(Data for this task):

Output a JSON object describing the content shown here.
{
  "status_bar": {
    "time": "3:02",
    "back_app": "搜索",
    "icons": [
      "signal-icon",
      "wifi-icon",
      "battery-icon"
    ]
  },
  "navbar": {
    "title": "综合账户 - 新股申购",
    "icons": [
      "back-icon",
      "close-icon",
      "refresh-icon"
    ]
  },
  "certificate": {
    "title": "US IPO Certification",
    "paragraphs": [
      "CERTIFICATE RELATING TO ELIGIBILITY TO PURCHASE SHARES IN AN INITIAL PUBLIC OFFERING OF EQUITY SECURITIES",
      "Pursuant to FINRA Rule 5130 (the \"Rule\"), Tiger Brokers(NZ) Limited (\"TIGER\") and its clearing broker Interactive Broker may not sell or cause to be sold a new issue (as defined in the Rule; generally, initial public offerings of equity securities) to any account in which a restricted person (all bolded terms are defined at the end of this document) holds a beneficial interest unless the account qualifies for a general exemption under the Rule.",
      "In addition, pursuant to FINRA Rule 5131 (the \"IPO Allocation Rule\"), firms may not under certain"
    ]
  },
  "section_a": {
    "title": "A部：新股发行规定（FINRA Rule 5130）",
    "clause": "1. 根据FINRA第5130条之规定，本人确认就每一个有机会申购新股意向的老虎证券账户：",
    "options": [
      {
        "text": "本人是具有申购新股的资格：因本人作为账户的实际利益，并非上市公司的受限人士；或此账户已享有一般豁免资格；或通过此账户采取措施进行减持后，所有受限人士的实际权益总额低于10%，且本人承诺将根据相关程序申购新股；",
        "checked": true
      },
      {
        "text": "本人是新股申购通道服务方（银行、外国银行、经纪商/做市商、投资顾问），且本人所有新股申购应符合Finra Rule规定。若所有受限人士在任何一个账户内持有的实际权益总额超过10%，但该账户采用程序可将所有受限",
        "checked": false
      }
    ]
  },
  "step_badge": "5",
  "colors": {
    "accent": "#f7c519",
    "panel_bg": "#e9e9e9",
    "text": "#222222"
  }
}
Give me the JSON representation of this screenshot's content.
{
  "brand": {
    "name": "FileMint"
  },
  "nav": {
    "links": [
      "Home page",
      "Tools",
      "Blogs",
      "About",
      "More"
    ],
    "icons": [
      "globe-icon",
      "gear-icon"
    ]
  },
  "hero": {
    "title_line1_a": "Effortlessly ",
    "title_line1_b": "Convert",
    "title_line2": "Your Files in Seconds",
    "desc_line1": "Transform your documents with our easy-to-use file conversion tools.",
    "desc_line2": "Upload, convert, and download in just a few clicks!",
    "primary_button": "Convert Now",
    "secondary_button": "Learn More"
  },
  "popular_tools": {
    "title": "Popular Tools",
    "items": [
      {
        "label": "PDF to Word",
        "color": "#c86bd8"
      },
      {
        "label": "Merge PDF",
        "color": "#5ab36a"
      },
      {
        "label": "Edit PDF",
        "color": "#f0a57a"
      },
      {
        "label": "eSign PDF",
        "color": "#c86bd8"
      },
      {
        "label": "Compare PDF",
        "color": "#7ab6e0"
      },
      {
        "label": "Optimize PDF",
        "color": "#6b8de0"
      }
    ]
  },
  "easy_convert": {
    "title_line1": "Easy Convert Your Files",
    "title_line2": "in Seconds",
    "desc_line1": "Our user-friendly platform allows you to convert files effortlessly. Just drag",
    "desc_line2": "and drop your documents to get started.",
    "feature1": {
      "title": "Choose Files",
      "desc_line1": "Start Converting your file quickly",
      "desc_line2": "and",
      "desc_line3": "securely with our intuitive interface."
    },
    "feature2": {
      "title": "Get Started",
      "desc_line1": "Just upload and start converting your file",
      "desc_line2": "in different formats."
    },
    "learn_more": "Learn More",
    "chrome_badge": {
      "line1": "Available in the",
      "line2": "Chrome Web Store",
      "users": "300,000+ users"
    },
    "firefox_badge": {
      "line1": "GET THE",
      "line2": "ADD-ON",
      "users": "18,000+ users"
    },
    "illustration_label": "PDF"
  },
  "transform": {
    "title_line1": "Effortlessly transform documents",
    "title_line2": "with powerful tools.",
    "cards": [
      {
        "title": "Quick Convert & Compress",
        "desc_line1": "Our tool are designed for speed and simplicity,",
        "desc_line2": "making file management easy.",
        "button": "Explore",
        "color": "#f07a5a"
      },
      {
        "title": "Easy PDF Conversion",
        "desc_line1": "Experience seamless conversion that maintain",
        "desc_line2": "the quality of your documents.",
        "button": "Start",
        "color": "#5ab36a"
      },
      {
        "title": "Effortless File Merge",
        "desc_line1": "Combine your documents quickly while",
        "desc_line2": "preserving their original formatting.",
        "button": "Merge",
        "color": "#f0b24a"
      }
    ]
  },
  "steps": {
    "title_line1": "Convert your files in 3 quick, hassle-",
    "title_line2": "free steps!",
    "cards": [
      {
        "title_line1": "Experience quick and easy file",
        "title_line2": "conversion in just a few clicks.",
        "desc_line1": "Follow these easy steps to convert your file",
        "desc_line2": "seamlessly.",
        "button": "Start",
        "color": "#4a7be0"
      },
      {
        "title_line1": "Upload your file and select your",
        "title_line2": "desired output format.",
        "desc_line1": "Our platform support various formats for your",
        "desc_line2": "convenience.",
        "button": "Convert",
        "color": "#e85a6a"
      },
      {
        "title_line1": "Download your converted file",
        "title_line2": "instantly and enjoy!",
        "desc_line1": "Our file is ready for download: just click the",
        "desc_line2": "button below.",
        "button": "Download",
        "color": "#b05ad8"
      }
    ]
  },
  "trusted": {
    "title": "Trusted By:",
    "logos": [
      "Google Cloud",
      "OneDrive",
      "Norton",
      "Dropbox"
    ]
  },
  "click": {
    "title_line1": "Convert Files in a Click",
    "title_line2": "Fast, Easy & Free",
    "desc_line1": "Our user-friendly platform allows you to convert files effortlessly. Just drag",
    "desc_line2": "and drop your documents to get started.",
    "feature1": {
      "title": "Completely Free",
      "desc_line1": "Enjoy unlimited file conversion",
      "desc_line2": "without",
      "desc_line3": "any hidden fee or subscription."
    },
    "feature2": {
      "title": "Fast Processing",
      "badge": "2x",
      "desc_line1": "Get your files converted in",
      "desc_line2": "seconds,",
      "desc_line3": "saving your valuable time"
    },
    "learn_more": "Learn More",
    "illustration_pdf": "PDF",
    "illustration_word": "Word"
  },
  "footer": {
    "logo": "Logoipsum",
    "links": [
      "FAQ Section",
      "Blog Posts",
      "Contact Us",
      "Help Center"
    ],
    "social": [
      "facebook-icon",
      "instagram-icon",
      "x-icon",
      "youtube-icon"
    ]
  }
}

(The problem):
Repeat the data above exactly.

(Answer space):
Output a JSON object describing the content shown here.
{
  "status_bar": {
    "time": "3:02",
    "back_app": "搜索",
    "icons": [
      "signal-icon",
      "wifi-icon",
      "battery-icon"
    ]
  },
  "navbar": {
    "title": "综合账户 - 新股申购",
    "icons": [
      "back-icon",
      "close-icon",
      "refresh-icon"
    ]
  },
  "certificate": {
    "title": "US IPO Certification",
    "paragraphs": [
      "CERTIFICATE RELATING TO ELIGIBILITY TO PURCHASE SHARES IN AN INITIAL PUBLIC OFFERING OF EQUITY SECURITIES",
      "Pursuant to FINRA Rule 5130 (the \"Rule\"), Tiger Brokers(NZ) Limited (\"TIGER\") and its clearing broker Interactive Broker may not sell or cause to be sold a new issue (as defined in the Rule; generally, initial public offerings of equity securities) to any account in which a restricted person (all bolded terms are defined at the end of this document) holds a beneficial interest unless the account qualifies for a general exemption under the Rule.",
      "In addition, pursuant to FINRA Rule 5131 (the \"IPO Allocation Rule\"), firms may not under certain"
    ]
  },
  "section_a": {
    "title": "A部：新股发行规定（FINRA Rule 5130）",
    "clause": "1. 根据FINRA第5130条之规定，本人确认就每一个有机会申购新股意向的老虎证券账户：",
    "options": [
      {
        "text": "本人是具有申购新股的资格：因本人作为账户的实际利益，并非上市公司的受限人士；或此账户已享有一般豁免资格；或通过此账户采取措施进行减持后，所有受限人士的实际权益总额低于10%，且本人承诺将根据相关程序申购新股；",
        "checked": true
      },
      {
        "text": "本人是新股申购通道服务方（银行、外国银行、经纪商/做市商、投资顾问），且本人所有新股申购应符合Finra Rule规定。若所有受限人士在任何一个账户内持有的实际权益总额超过10%，但该账户采用程序可将所有受限",
        "checked": false
      }
    ]
  },
  "step_badge": "5",
  "colors": {
    "accent": "#f7c519",
    "panel_bg": "#e9e9e9",
    "text": "#222222"
  }
}
Give me the JSON representation of this screenshot's content.
{
  "brand": {
    "name": "FileMint"
  },
  "nav": {
    "links": [
      "Home page",
      "Tools",
      "Blogs",
      "About",
      "More"
    ],
    "icons": [
      "globe-icon",
      "gear-icon"
    ]
  },
  "hero": {
    "title_line1_a": "Effortlessly ",
    "title_line1_b": "Convert",
    "title_line2": "Your Files in Seconds",
    "desc_line1": "Transform your documents with our easy-to-use file conversion tools.",
    "desc_line2": "Upload, convert, and download in just a few clicks!",
    "primary_button": "Convert Now",
    "secondary_button": "Learn More"
  },
  "popular_tools": {
    "title": "Popular Tools",
    "items": [
      {
        "label": "PDF to Word",
        "color": "#c86bd8"
      },
      {
        "label": "Merge PDF",
        "color": "#5ab36a"
      },
      {
        "label": "Edit PDF",
        "color": "#f0a57a"
      },
      {
        "label": "eSign PDF",
        "color": "#c86bd8"
      },
      {
        "label": "Compare PDF",
        "color": "#7ab6e0"
      },
      {
        "label": "Optimize PDF",
        "color": "#6b8de0"
      }
    ]
  },
  "easy_convert": {
    "title_line1": "Easy Convert Your Files",
    "title_line2": "in Seconds",
    "desc_line1": "Our user-friendly platform allows you to convert files effortlessly. Just drag",
    "desc_line2": "and drop your documents to get started.",
    "feature1": {
      "title": "Choose Files",
      "desc_line1": "Start Converting your file quickly",
      "desc_line2": "and",
      "desc_line3": "securely with our intuitive interface."
    },
    "feature2": {
      "title": "Get Started",
      "desc_line1": "Just upload and start converting your file",
      "desc_line2": "in different formats."
    },
    "learn_more": "Learn More",
    "chrome_badge": {
      "line1": "Available in the",
      "line2": "Chrome Web Store",
      "users": "300,000+ users"
    },
    "firefox_badge": {
      "line1": "GET THE",
      "line2": "ADD-ON",
      "users": "18,000+ users"
    },
    "illustration_label": "PDF"
  },
  "transform": {
    "title_line1": "Effortlessly transform documents",
    "title_line2": "with powerful tools.",
    "cards": [
      {
        "title": "Quick Convert & Compress",
        "desc_line1": "Our tool are designed for speed and simplicity,",
        "desc_line2": "making file management easy.",
        "button": "Explore",
        "color": "#f07a5a"
      },
      {
        "title": "Easy PDF Conversion",
        "desc_line1": "Experience seamless conversion that maintain",
        "desc_line2": "the quality of your documents.",
        "button": "Start",
        "color": "#5ab36a"
      },
      {
        "title": "Effortless File Merge",
        "desc_line1": "Combine your documents quickly while",
        "desc_line2": "preserving their original formatting.",
        "button": "Merge",
        "color": "#f0b24a"
      }
    ]
  },
  "steps": {
    "title_line1": "Convert your files in 3 quick, hassle-",
    "title_line2": "free steps!",
    "cards": [
      {
        "title_line1": "Experience quick and easy file",
        "title_line2": "conversion in just a few clicks.",
        "desc_line1": "Follow these easy steps to convert your file",
        "desc_line2": "seamlessly.",
        "button": "Start",
        "color": "#4a7be0"
      },
      {
        "title_line1": "Upload your file and select your",
        "title_line2": "desired output format.",
        "desc_line1": "Our platform support various formats for your",
        "desc_line2": "convenience.",
        "button": "Convert",
        "color": "#e85a6a"
      },
      {
        "title_line1": "Download your converted file",
        "title_line2": "instantly and enjoy!",
        "desc_line1": "Our file is ready for download: just click the",
        "desc_line2": "button below.",
        "button": "Download",
        "color": "#b05ad8"
      }
    ]
  },
  "trusted": {
    "title": "Trusted By:",
    "logos": [
      "Google Cloud",
      "OneDrive",
      "Norton",
      "Dropbox"
    ]
  },
  "click": {
    "title_line1": "Convert Files in a Click",
    "title_line2": "Fast, Easy & Free",
    "desc_line1": "Our user-friendly platform allows you to convert files effortlessly. Just drag",
    "desc_line2": "and drop your documents to get started.",
    "feature1": {
      "title": "Completely Free",
      "desc_line1": "Enjoy unlimited file conversion",
      "desc_line2": "without",
      "desc_line3": "any hidden fee or subscription."
    },
    "feature2": {
      "title": "Fast Processing",
      "badge": "2x",
      "desc_line1": "Get your files converted in",
      "desc_line2": "seconds,",
      "desc_line3": "saving your valuable time"
    },
    "learn_more": "Learn More",
    "illustration_pdf": "PDF",
    "illustration_word": "Word"
  },
  "footer": {
    "logo": "Logoipsum",
    "links": [
      "FAQ Section",
      "Blog Posts",
      "Contact Us",
      "Help Center"
    ],
    "social": [
      "facebook-icon",
      "instagram-icon",
      "x-icon",
      "youtube-icon"
    ]
  }
}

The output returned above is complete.